▶ [EXERCISE MATERIALS]
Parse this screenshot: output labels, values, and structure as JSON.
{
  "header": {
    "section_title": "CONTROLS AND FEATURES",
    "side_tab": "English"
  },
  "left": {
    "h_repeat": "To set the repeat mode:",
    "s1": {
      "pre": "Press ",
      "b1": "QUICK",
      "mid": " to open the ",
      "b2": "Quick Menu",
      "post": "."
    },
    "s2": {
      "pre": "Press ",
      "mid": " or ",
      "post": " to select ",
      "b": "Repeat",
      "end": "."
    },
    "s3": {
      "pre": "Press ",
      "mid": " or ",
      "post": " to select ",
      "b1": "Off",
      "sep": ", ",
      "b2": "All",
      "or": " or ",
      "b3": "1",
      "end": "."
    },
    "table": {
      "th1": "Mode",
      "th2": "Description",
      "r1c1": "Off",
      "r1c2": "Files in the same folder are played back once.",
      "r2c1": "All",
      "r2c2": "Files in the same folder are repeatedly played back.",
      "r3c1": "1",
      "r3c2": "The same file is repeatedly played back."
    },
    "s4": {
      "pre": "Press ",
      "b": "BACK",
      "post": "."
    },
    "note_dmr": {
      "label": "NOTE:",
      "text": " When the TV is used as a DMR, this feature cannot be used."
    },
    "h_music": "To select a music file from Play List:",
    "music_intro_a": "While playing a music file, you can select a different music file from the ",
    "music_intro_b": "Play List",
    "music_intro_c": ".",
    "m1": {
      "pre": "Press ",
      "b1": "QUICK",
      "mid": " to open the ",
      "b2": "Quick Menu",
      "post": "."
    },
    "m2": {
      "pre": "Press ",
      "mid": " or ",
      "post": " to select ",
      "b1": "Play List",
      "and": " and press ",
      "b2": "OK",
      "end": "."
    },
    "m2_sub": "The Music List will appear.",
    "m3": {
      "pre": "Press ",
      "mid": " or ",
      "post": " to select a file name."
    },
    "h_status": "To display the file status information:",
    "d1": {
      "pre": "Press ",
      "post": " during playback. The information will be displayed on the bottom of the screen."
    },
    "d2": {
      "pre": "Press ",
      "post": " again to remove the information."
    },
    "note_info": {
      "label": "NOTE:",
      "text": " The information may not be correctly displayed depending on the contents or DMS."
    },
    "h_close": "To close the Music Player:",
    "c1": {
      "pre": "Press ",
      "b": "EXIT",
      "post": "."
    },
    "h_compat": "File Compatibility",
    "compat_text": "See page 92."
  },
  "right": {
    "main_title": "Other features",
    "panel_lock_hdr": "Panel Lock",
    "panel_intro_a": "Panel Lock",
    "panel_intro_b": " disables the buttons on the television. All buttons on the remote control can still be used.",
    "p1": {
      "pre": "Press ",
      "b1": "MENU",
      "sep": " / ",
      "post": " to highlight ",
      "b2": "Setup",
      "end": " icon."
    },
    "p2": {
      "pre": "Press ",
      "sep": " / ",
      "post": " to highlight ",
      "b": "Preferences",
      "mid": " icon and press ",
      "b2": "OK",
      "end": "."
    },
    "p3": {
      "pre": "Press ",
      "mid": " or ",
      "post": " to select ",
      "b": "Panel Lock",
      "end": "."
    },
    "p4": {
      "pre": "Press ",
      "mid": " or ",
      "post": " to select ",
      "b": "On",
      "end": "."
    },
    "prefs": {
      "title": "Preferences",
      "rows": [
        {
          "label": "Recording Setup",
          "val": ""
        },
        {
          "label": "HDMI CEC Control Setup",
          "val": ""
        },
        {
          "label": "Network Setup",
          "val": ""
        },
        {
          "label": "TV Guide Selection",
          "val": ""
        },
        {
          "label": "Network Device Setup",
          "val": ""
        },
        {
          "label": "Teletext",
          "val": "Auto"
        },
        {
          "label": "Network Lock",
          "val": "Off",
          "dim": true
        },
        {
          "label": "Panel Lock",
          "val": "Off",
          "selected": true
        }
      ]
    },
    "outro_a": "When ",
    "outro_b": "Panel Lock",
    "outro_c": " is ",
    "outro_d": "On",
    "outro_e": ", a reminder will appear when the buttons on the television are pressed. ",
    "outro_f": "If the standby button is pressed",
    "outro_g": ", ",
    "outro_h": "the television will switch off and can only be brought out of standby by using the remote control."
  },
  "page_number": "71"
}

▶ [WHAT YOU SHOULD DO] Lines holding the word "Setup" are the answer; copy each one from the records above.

▶ [ANSWER BOX]
      "b2": "Setup",
          "label": "Recording Setup",
          "label": "HDMI CEC Control Setup",
          "label": "Network Setup",
          "label": "Network Device Setup",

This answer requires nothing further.